Indeterminacy in measurement was not an innovation of quantum mechanics, since it had been established early on by experimentalists that errors in measurement may lead to indeterminate outcomes. However, by the later half of the eighteenth century, measurement errors were well understood and it was known that they could either be reduced by better equipment or accounted for by statistical error models. In quantum mechanics, however, indeterminacy is of a much more fundamental nature, having nothing to do with errors or disturbance.
— Wikipedia on Quantum indeterminacy
Quantum indeterminacy is the inability to predict the behaviour of the system with 100% accuracy, even in principle.
If everything is connected , quantum indeterminacy is due to the logical fact that, by definition, a “part” cannot contain (all the information of) the “whole”.
An observer (A) cannot separate itself from the system (B) that it wants to observe, because an observation is an interaction between the observer and the observed .
In order to get a perfect prediction of a measurement result, observer (A) must have all the information of the present state of the whole system (A+B). However, there are two logical difficulties.
First, observer A cannot have all the information about (A+B).
Second, observer A cannot observe itself to get (all of) its present state information, since an observation is an interaction between two entities. Logically, it is impossible for something to interact with itself directly. Just as logically, it is impossible for your right hand to hold your right hand itself.
So the information observer A can get (to the greatest extent) is all the information about B, which is only part of the system (A+B) it (A) needs to know in order to get a prefect prediction for the evolution of the system B.

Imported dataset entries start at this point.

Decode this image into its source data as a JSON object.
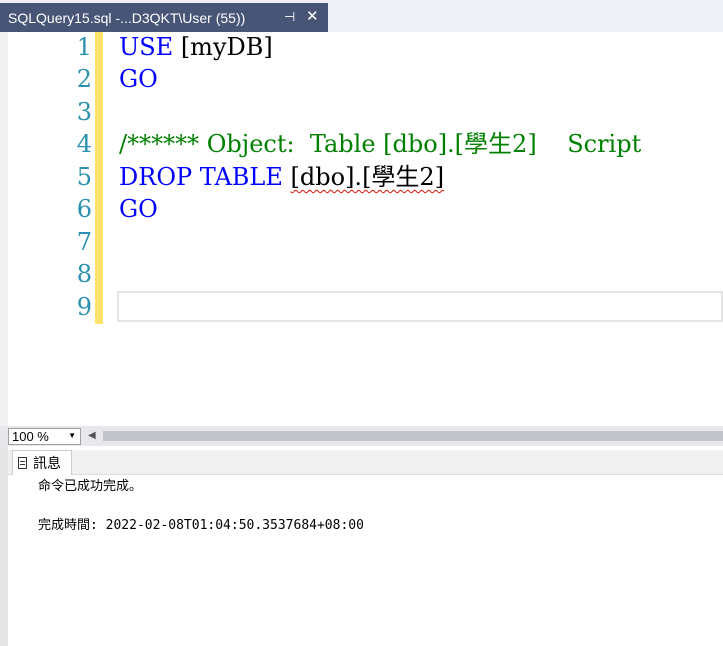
{
  "tab": {
    "title": "SQLQuery15.sql -...D3QKT\\User (55))",
    "pin_glyph": "⊣",
    "close_glyph": "✕"
  },
  "editor": {
    "line_numbers": [
      "1",
      "2",
      "3",
      "4",
      "5",
      "6",
      "7",
      "8",
      "9"
    ],
    "lines": {
      "l1_kw": "USE",
      "l1_rest": " [myDB]",
      "l2_kw": "GO",
      "l4_comment": "/****** Object:  Table [dbo].[學生2]    Script",
      "l5_kw": "DROP TABLE",
      "l5_rest": " ",
      "l5_obj": "[dbo].[學生2]",
      "l6_kw": "GO"
    }
  },
  "zoom": {
    "value": "100 %"
  },
  "results": {
    "tab_label": "訊息",
    "message_1": "命令已成功完成。",
    "message_2": "完成時間: 2022-02-08T01:04:50.3537684+08:00"
  }
}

— Me@2015-09-14 08:12:32 PM
2015.09.15 Tuesday (c) All rights reserved by ACHK